- _Try it_
Write back each entry precisely as it is given.

- _Material for this task_
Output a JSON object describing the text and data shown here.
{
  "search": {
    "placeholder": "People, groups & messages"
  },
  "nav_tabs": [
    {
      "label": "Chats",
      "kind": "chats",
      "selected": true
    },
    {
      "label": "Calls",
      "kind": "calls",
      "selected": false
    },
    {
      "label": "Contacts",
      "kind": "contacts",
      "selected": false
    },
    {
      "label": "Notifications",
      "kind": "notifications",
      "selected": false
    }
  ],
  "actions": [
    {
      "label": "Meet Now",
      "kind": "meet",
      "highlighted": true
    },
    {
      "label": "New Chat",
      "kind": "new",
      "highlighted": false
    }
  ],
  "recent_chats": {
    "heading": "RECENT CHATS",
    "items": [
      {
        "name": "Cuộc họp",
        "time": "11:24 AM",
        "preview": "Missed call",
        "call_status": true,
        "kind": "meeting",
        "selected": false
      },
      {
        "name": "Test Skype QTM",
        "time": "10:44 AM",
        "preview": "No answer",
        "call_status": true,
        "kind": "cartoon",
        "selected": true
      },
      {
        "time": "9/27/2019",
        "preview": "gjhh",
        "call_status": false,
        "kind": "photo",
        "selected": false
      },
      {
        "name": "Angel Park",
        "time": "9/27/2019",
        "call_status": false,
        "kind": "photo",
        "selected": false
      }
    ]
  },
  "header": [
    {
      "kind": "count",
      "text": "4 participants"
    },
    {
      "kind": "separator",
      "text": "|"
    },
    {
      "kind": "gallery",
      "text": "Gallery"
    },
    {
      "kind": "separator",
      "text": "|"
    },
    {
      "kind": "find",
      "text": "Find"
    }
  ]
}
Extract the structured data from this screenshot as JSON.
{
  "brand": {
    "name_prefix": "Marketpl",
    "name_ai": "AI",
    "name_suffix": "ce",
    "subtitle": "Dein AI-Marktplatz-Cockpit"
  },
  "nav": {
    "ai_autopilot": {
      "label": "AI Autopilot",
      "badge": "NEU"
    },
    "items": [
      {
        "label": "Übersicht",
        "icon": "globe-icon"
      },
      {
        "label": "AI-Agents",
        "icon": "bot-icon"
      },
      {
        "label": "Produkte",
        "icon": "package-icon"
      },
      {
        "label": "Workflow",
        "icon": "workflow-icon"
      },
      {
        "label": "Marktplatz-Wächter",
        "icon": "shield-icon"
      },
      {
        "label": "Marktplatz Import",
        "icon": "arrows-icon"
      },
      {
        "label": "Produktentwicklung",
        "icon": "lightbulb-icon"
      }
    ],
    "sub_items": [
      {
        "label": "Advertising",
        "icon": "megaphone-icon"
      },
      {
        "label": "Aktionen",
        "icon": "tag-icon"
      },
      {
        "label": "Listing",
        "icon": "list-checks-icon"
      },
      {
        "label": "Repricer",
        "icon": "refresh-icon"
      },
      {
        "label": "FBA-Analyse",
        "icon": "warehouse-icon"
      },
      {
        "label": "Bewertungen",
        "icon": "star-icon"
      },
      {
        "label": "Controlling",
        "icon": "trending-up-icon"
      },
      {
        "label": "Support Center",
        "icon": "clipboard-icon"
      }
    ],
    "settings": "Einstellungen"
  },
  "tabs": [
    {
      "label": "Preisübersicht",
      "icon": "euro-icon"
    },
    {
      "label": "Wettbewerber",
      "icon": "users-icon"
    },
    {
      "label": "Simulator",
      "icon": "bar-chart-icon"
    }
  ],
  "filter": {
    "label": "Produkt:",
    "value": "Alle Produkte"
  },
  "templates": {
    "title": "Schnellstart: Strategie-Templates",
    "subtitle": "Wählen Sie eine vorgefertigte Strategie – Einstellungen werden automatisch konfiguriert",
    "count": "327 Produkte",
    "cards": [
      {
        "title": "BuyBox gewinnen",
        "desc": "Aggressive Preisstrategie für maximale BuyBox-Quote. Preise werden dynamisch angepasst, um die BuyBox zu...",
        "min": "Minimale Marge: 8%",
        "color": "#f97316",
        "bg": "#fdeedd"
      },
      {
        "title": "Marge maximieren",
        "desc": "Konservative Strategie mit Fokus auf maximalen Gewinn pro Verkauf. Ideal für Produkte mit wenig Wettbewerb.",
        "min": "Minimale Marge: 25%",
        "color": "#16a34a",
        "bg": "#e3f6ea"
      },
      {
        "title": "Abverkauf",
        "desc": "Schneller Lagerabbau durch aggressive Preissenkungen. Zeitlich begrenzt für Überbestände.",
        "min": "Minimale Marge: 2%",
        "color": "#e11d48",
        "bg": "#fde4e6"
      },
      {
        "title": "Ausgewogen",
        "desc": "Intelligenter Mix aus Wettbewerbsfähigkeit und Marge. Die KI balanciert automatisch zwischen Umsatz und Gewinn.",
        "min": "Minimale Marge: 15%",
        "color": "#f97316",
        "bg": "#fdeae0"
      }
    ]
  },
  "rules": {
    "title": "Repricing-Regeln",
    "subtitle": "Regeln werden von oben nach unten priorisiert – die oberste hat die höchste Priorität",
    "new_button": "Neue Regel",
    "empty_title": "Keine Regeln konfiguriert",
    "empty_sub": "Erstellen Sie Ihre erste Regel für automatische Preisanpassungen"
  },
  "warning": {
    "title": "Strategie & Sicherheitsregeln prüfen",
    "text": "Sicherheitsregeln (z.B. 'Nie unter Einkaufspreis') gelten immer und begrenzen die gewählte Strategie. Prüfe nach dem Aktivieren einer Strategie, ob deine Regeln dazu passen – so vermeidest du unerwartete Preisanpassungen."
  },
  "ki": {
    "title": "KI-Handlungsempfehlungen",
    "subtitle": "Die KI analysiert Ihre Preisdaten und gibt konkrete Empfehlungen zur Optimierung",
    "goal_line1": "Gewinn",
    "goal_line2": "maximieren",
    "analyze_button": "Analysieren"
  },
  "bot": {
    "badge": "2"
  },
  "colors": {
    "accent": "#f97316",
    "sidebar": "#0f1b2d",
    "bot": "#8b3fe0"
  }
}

- _Answer to this problem_
Output a JSON object describing the text and data shown here.
{
  "search": {
    "placeholder": "People, groups & messages"
  },
  "nav_tabs": [
    {
      "label": "Chats",
      "kind": "chats",
      "selected": true
    },
    {
      "label": "Calls",
      "kind": "calls",
      "selected": false
    },
    {
      "label": "Contacts",
      "kind": "contacts",
      "selected": false
    },
    {
      "label": "Notifications",
      "kind": "notifications",
      "selected": false
    }
  ],
  "actions": [
    {
      "label": "Meet Now",
      "kind": "meet",
      "highlighted": true
    },
    {
      "label": "New Chat",
      "kind": "new",
      "highlighted": false
    }
  ],
  "recent_chats": {
    "heading": "RECENT CHATS",
    "items": [
      {
        "name": "Cuộc họp",
        "time": "11:24 AM",
        "preview": "Missed call",
        "call_status": true,
        "kind": "meeting",
        "selected": false
      },
      {
        "name": "Test Skype QTM",
        "time": "10:44 AM",
        "preview": "No answer",
        "call_status": true,
        "kind": "cartoon",
        "selected": true
      },
      {
        "time": "9/27/2019",
        "preview": "gjhh",
        "call_status": false,
        "kind": "photo",
        "selected": false
      },
      {
        "name": "Angel Park",
        "time": "9/27/2019",
        "call_status": false,
        "kind": "photo",
        "selected": false
      }
    ]
  },
  "header": [
    {
      "kind": "count",
      "text": "4 participants"
    },
    {
      "kind": "separator",
      "text": "|"
    },
    {
      "kind": "gallery",
      "text": "Gallery"
    },
    {
      "kind": "separator",
      "text": "|"
    },
    {
      "kind": "find",
      "text": "Find"
    }
  ]
}
Extract the structured data from this screenshot as JSON.
{
  "brand": {
    "name_prefix": "Marketpl",
    "name_ai": "AI",
    "name_suffix": "ce",
    "subtitle": "Dein AI-Marktplatz-Cockpit"
  },
  "nav": {
    "ai_autopilot": {
      "label": "AI Autopilot",
      "badge": "NEU"
    },
    "items": [
      {
        "label": "Übersicht",
        "icon": "globe-icon"
      },
      {
        "label": "AI-Agents",
        "icon": "bot-icon"
      },
      {
        "label": "Produkte",
        "icon": "package-icon"
      },
      {
        "label": "Workflow",
        "icon": "workflow-icon"
      },
      {
        "label": "Marktplatz-Wächter",
        "icon": "shield-icon"
      },
      {
        "label": "Marktplatz Import",
        "icon": "arrows-icon"
      },
      {
        "label": "Produktentwicklung",
        "icon": "lightbulb-icon"
      }
    ],
    "sub_items": [
      {
        "label": "Advertising",
        "icon": "megaphone-icon"
      },
      {
        "label": "Aktionen",
        "icon": "tag-icon"
      },
      {
        "label": "Listing",
        "icon": "list-checks-icon"
      },
      {
        "label": "Repricer",
        "icon": "refresh-icon"
      },
      {
        "label": "FBA-Analyse",
        "icon": "warehouse-icon"
      },
      {
        "label": "Bewertungen",
        "icon": "star-icon"
      },
      {
        "label": "Controlling",
        "icon": "trending-up-icon"
      },
      {
        "label": "Support Center",
        "icon": "clipboard-icon"
      }
    ],
    "settings": "Einstellungen"
  },
  "tabs": [
    {
      "label": "Preisübersicht",
      "icon": "euro-icon"
    },
    {
      "label": "Wettbewerber",
      "icon": "users-icon"
    },
    {
      "label": "Simulator",
      "icon": "bar-chart-icon"
    }
  ],
  "filter": {
    "label": "Produkt:",
    "value": "Alle Produkte"
  },
  "templates": {
    "title": "Schnellstart: Strategie-Templates",
    "subtitle": "Wählen Sie eine vorgefertigte Strategie – Einstellungen werden automatisch konfiguriert",
    "count": "327 Produkte",
    "cards": [
      {
        "title": "BuyBox gewinnen",
        "desc": "Aggressive Preisstrategie für maximale BuyBox-Quote. Preise werden dynamisch angepasst, um die BuyBox zu...",
        "min": "Minimale Marge: 8%",
        "color": "#f97316",
        "bg": "#fdeedd"
      },
      {
        "title": "Marge maximieren",
        "desc": "Konservative Strategie mit Fokus auf maximalen Gewinn pro Verkauf. Ideal für Produkte mit wenig Wettbewerb.",
        "min": "Minimale Marge: 25%",
        "color": "#16a34a",
        "bg": "#e3f6ea"
      },
      {
        "title": "Abverkauf",
        "desc": "Schneller Lagerabbau durch aggressive Preissenkungen. Zeitlich begrenzt für Überbestände.",
        "min": "Minimale Marge: 2%",
        "color": "#e11d48",
        "bg": "#fde4e6"
      },
      {
        "title": "Ausgewogen",
        "desc": "Intelligenter Mix aus Wettbewerbsfähigkeit und Marge. Die KI balanciert automatisch zwischen Umsatz und Gewinn.",
        "min": "Minimale Marge: 15%",
        "color": "#f97316",
        "bg": "#fdeae0"
      }
    ]
  },
  "rules": {
    "title": "Repricing-Regeln",
    "subtitle": "Regeln werden von oben nach unten priorisiert – die oberste hat die höchste Priorität",
    "new_button": "Neue Regel",
    "empty_title": "Keine Regeln konfiguriert",
    "empty_sub": "Erstellen Sie Ihre erste Regel für automatische Preisanpassungen"
  },
  "warning": {
    "title": "Strategie & Sicherheitsregeln prüfen",
    "text": "Sicherheitsregeln (z.B. 'Nie unter Einkaufspreis') gelten immer und begrenzen die gewählte Strategie. Prüfe nach dem Aktivieren einer Strategie, ob deine Regeln dazu passen – so vermeidest du unerwartete Preisanpassungen."
  },
  "ki": {
    "title": "KI-Handlungsempfehlungen",
    "subtitle": "Die KI analysiert Ihre Preisdaten und gibt konkrete Empfehlungen zur Optimierung",
    "goal_line1": "Gewinn",
    "goal_line2": "maximieren",
    "analyze_button": "Analysieren"
  },
  "bot": {
    "badge": "2"
  },
  "colors": {
    "accent": "#f97316",
    "sidebar": "#0f1b2d",
    "bot": "#8b3fe0"
  }
}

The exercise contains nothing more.